DIRECTIONS: Except for the pictures, retype the records that follow exactly.

(Dataset rows describing interfaces)
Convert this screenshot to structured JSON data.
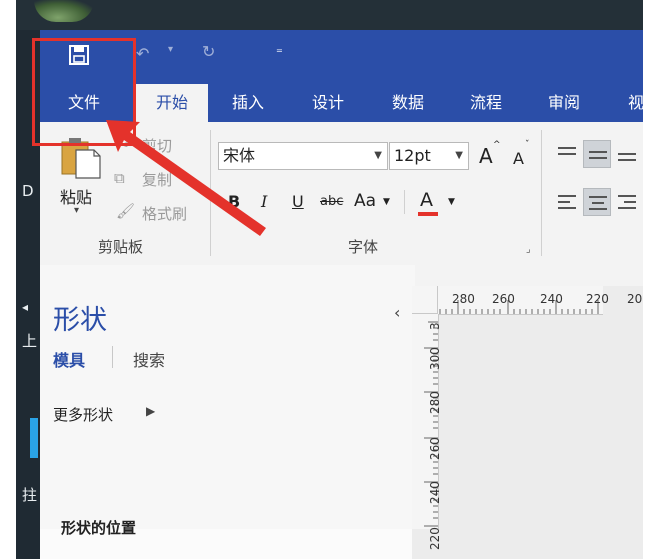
{
  "desktop": {
    "glyphs": [
      "D",
      "上",
      "拄"
    ]
  },
  "quick_access": {
    "save_icon": "save-icon",
    "undo_icon": "undo-icon",
    "redo_icon": "redo-icon",
    "customize_icon": "customize-qat-icon"
  },
  "tabs": [
    {
      "label": "文件"
    },
    {
      "label": "开始"
    },
    {
      "label": "插入"
    },
    {
      "label": "设计"
    },
    {
      "label": "数据"
    },
    {
      "label": "流程"
    },
    {
      "label": "审阅"
    },
    {
      "label": "视"
    }
  ],
  "clipboard": {
    "paste_label": "粘贴",
    "cut_label": "剪切",
    "copy_label": "复制",
    "format_painter_label": "格式刷",
    "group_label": "剪贴板"
  },
  "font": {
    "font_name": "宋体",
    "font_size": "12pt",
    "bold": "B",
    "italic": "I",
    "underline": "U",
    "strikethrough": "abc",
    "change_case": "Aa",
    "font_color": "A",
    "grow": "A",
    "shrink": "A",
    "group_label": "字体"
  },
  "shapes": {
    "title": "形状",
    "tab_stencils": "模具",
    "tab_search": "搜索",
    "more_shapes": "更多形状",
    "shape_location": "形状的位置"
  },
  "ruler": {
    "h_labels": [
      "280",
      "260",
      "240",
      "220",
      "20"
    ],
    "v_labels": [
      "3",
      "300",
      "280",
      "260",
      "240",
      "220"
    ]
  },
  "colors": {
    "title_bar": "#2b4ea8",
    "highlight": "#e4322b",
    "arrow": "#e4322b",
    "font_color_underline": "#e4322b"
  }
}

RESPONSE:
Convert this screenshot to structured JSON data.
{
  "desktop": {
    "glyphs": [
      "D",
      "上",
      "拄"
    ]
  },
  "quick_access": {
    "save_icon": "save-icon",
    "undo_icon": "undo-icon",
    "redo_icon": "redo-icon",
    "customize_icon": "customize-qat-icon"
  },
  "tabs": [
    {
      "label": "文件"
    },
    {
      "label": "开始"
    },
    {
      "label": "插入"
    },
    {
      "label": "设计"
    },
    {
      "label": "数据"
    },
    {
      "label": "流程"
    },
    {
      "label": "审阅"
    },
    {
      "label": "视"
    }
  ],
  "clipboard": {
    "paste_label": "粘贴",
    "cut_label": "剪切",
    "copy_label": "复制",
    "format_painter_label": "格式刷",
    "group_label": "剪贴板"
  },
  "font": {
    "font_name": "宋体",
    "font_size": "12pt",
    "bold": "B",
    "italic": "I",
    "underline": "U",
    "strikethrough": "abc",
    "change_case": "Aa",
    "font_color": "A",
    "grow": "A",
    "shrink": "A",
    "group_label": "字体"
  },
  "shapes": {
    "title": "形状",
    "tab_stencils": "模具",
    "tab_search": "搜索",
    "more_shapes": "更多形状",
    "shape_location": "形状的位置"
  },
  "ruler": {
    "h_labels": [
      "280",
      "260",
      "240",
      "220",
      "20"
    ],
    "v_labels": [
      "3",
      "300",
      "280",
      "260",
      "240",
      "220"
    ]
  },
  "colors": {
    "title_bar": "#2b4ea8",
    "highlight": "#e4322b",
    "arrow": "#e4322b",
    "font_color_underline": "#e4322b"
  }
}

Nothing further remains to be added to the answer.